When Maryland Gov. Harry Hughes last week appointed Prince George's County Del. Lorraine M. Sheehan secretary of state, he set the stage for what could be an ugly battle fought over racial lines in Sheehan's legislative district.

As soon as Sheehan's appointment was announced, state Sen. B.W. Mike Donovan, of Sheehan's district, and Sen. Thomas V. Mike Miller, the leader of the Prince George's senators, made it clear they wanted Martha Weber--their unsuccessful candidate for Sheehan's delegate slot last year--to fill Sheehan's now-vacated seat.

That sent Sen. Tommie Broadwater Jr., the county's only black senator, almost through the State House roof.

"We'll fight you on that, we'll fight you," Broadwater said angrily during a meeting of the senators after the Sheehan announcement. Because the district is 62 percent black, Broadwater believes the seat should be filled by a black, specifically Eldridge Spearman, a former aide to D.C. Del. Walter Fauntroy and now a member of the county's Democratic Central Committee.

Donovan and Miller both believe in the political theory that holds that a state senator is king in his own castle--or district--and that if Donovan wants Weber, Donovan should get Weber.

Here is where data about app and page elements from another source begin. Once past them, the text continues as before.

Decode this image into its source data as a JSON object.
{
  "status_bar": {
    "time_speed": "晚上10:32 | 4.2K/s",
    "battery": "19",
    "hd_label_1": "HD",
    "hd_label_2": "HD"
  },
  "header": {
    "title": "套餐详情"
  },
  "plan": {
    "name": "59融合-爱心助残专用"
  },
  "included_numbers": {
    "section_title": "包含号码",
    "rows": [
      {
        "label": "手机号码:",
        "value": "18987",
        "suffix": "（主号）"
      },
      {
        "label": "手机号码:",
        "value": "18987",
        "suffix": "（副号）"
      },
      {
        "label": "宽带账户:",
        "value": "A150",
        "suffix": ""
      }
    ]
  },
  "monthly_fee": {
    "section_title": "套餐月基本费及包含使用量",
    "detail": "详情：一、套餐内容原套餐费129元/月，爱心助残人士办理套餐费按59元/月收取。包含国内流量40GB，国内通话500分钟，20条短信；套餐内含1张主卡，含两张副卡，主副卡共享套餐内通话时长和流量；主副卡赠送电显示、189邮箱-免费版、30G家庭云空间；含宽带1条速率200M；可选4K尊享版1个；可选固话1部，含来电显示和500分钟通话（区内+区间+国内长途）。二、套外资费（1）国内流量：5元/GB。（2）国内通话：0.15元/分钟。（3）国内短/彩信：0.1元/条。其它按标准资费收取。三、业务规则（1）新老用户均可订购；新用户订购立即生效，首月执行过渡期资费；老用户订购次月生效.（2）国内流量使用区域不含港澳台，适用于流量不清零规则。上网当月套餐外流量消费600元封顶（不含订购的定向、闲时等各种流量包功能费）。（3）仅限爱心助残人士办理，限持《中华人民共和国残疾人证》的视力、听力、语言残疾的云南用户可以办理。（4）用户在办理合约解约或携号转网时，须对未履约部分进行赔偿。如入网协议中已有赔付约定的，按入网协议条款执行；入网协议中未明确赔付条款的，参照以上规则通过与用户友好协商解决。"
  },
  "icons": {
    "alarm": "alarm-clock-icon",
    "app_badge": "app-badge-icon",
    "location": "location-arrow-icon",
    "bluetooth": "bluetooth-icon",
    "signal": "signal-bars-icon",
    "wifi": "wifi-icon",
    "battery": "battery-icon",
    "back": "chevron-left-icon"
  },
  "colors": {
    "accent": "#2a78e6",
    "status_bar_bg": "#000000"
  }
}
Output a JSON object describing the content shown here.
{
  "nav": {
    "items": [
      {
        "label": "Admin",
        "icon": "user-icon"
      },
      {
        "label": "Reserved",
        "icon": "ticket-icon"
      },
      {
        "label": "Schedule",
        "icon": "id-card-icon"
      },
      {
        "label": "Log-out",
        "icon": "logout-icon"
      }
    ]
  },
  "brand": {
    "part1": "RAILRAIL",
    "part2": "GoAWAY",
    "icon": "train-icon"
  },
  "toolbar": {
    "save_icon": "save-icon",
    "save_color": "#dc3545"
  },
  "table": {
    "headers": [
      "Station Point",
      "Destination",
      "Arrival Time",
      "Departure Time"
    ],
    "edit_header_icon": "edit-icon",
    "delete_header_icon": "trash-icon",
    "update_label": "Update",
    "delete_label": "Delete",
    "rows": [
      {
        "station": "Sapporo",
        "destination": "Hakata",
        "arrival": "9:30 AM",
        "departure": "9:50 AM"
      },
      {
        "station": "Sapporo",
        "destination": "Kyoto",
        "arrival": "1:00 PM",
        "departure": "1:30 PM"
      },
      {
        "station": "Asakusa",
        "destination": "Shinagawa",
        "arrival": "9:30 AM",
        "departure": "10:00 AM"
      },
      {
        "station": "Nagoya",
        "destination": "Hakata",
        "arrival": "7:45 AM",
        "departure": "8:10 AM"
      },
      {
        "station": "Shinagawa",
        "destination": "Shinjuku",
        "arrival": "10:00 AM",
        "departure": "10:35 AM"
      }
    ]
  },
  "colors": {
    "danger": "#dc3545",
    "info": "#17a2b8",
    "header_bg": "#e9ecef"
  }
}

Broadwater says he won't back down. "I don't want this to be a fight but the way they've handled this is just wrong," he said. "They didn't even consider a black. Last week, Mike had an opening for a delegate in his district, and he just gives it to Gary Alexander. That creates an opening on the central committee, and he wants that for Kirk Wineland.

"They never even consulted with me or with any of the blacks in the county. This county is changing and that district has a majority of blacks in it. I think at least one of every three appointments in this county should go to a black and that's not the way they're operating right now. The county's changing, and they've got to realize it and react to it.

"I've got nothing against Marty Weber, she's a perfectly nice woman. But she ran and lost. I don't think you should be appointing someone to a seat right after she lost an election for it under any circumstances."

Attempting to mediate this dispute, which will not finally be resolved until the central committee meets in the next couple of weeks to choose Sheehan's replacement, is Rep. Steny H. Hoyer (D), who represented Donovan's district for 12 years, the last four as Senate president.

Hoyer called all the participants last week, counseling the often-volatile Miller to stay calm, but failing, at least in the first round of negotiations, to come up with a compromise solution.

There may, however, be a compromise developing. Donovan has always been a strong "pro-life" advocate in the debate over abortion and his endorsement of Weber, who is "pro-choice," has been met with a good deal of criticism among his supporters who oppose abortion. Sheehan was not only "pro-choice" but one of the leading spokesmen on women's issues in the General Assembly. The anti-abortion forces see this as major opportunity to pick up a vote.

Thus, they are urging Donovan to consider Gerry Perry, who is both black and against abortion. Perry also lost a race for the House of Delegates last fall but won many friends within the party by working for the central committee as a volunteer during the general election despite her defeat.

Her alliance with Donovan--she threw a party for him during the campaign--did not endear her to a number of blacks in the county who consider Donovan too conservative, but she could be the ideal candidate for him.

If Donovan backs away from Weber and agrees to endorse a black, he may do so by saying, "but I get to choose which one." That puts Broadwater in the difficult position of having either to turn down a compromise or to go to the wall with Spearman in a fight he may lose. Finally, there is one more sub-plot. Over the weekend, black members of the central committee endorsed Spearman as Sheehan's replacement. That upset a number of people within the black community who would like to have seen Ulysses Curry, a member of Coalition on Black Affairs, get the seat.

"You've got a dozen different scenarios working here and it all has to be worked out in two weeks," said a senator who is staying neutral in the fight. "It's just one seat, but it symbolizes a lot more. Broadwater wants to assert himself as the leader in the black community, and Donovan needs to recoup something for himself. What's more, this could divide the blacks in the district. The final outcome may not please anyone."